I recommend this series on audiobook, as the reader is excellent. 

Unabridged Audiobook
  • Narrated by: Rebecca Gibel
  • Length: 13 hrs and 28 mins

Paperback Length: 416 pages

Friday, December 18, 2015

The Sixth Extinction by Elizabeth Kolbert

The Sixth Extinction by Elizabeth Kolbert is an eye-opening look at the impact humans have had and continue to have on Earth. The 2015 Pulitzer Prize winner for nonfiction, The Sixth Extinction begins by chronicling a history of the world in which five prior mass extinctions have occurred, either by climate change or by catastrophe. Notable scientists she discusses include Georges Cuvier and Charles Darwin. The sixth extinction, occurring in the current day, may turn out to be one of the more devastating to Earth's organisms, and it is the discussion of this that makes up the greater part of this text. Traveling around the globe, Kolbert visited several locations and spoke with dozens of scientists over the course of a few years while compiling the information for this book. Each scientist she spoke to gave evidence for a mass extinction as something already in progress. Exploring everything from worldwide amphibian endangerment to coral reefs to non-human apes, Kolbert builds the case and questions what will become of humans in the end. Meant to be a wake-up call to all homo sapiens, The Sixth Extinction is sobering in nature, yet shows the hard work and dedication of those of us who do work to preserve what is left of the endangered species of all Earthly organisms. A very necessary read for any homo sapien. 319 pp.

Thursday, December 17, 2015

"Time and Tide" by E.M. Lindsey

This lovely story starts in 1897 when William Owens returns to Maryland after graduating from Oxford to find himself engaged to a woman he's never met.  His overbearing mother has arranged it, and he doesn't have the courage to say no.  However, he soon meets a blind, French writer, Theodore Renard, who changes Will's life in drastic ways.  But with a pregnant and miserable wife and a job he hates, Will must stand up to his mother and be his true self in order to be happy. 

This is the first book that I have read by this author and found it to flow very well with two very strong and empathetic main characters.  I can't explain more about the story without giving away major plot points, but I'll just say that I really liked the writing and the characters of Theo and Will.  203 pages (Kindle edition).

Ignite Me by Tahereh Mafi

Ignite Me is the third and final book in the Shatter Me series. It was a well-done and satisfying conclusion to the series. Juliette finally connects her inner strength and resolve with her supernatural ability in a gratifying way. She is a flawed heroine, but she learns from her mistakes. Warner's character grows into one of the most memorable and exciting YA book heroes that I've read in a long time. He isn't a carbon copy of most YA protagonists, which is refreshing. 

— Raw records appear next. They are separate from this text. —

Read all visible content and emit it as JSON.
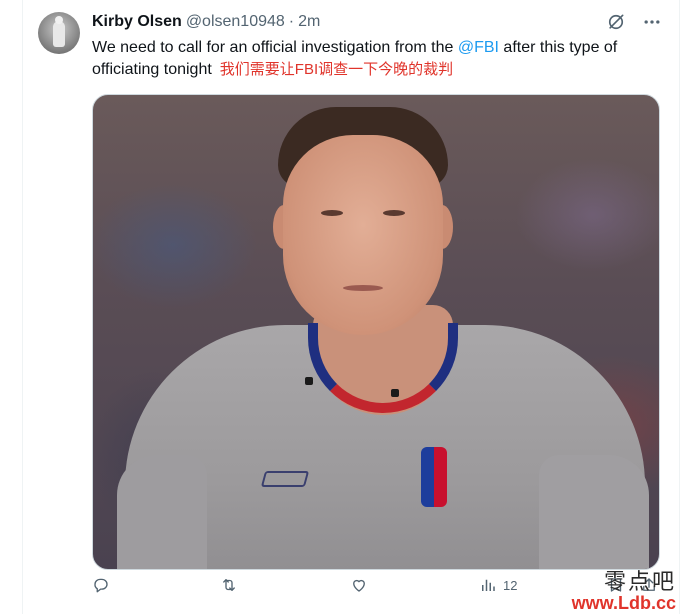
{
  "tweet": {
    "author_name": "Kirby Olsen",
    "handle": "@olsen10948",
    "separator": "·",
    "time": "2m",
    "text_before": "We need to call for an official investigation from the ",
    "mention": "@FBI",
    "text_after": " after this type of officiating tonight",
    "translation_note": "我们需要让FBI调查一下今晚的裁判"
  },
  "top_icons": [
    "grok-icon",
    "more-icon"
  ],
  "actions": {
    "views_count": "12"
  },
  "watermark": {
    "top": "零点吧",
    "bottom": "www.Ldb.cc"
  },
  "colors": {
    "text": "#0f1419",
    "secondary": "#536471",
    "link": "#1d9bf0",
    "note_red": "#e0342b"
  }
}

I didn't want the book or the series to end, but I suppose all good things must come to an end. I'm looking forward to more books by Tahereh Mafi.

408 pages

Tuesday, December 15, 2015

Unravel Me by Tahereh Mafi

Unravel Me picks up right at the end of Shatter Me, and Juliette and Adam find themselves in a precarious situation. The tone of the books switch in this second installment, to more of a Hunger Games-type underground revolution story. Juliette finally learns more about her "curse" and that she might actually be able to do some good with it. 

I enjoyed this book, and I can't wait to see what happens next in Ignite Me!

(I don't know why the title image won't work for this book).

461 pages

The Crossing by Michael Connelly

(Posted for Paul Mathews)

Detective Harry Bosch helps defense attorney Mickey Haller catch crooked policemen and save an innocent they are accusing of murder.

Audio:  9 hrs. 26 min.
Print:  400 pages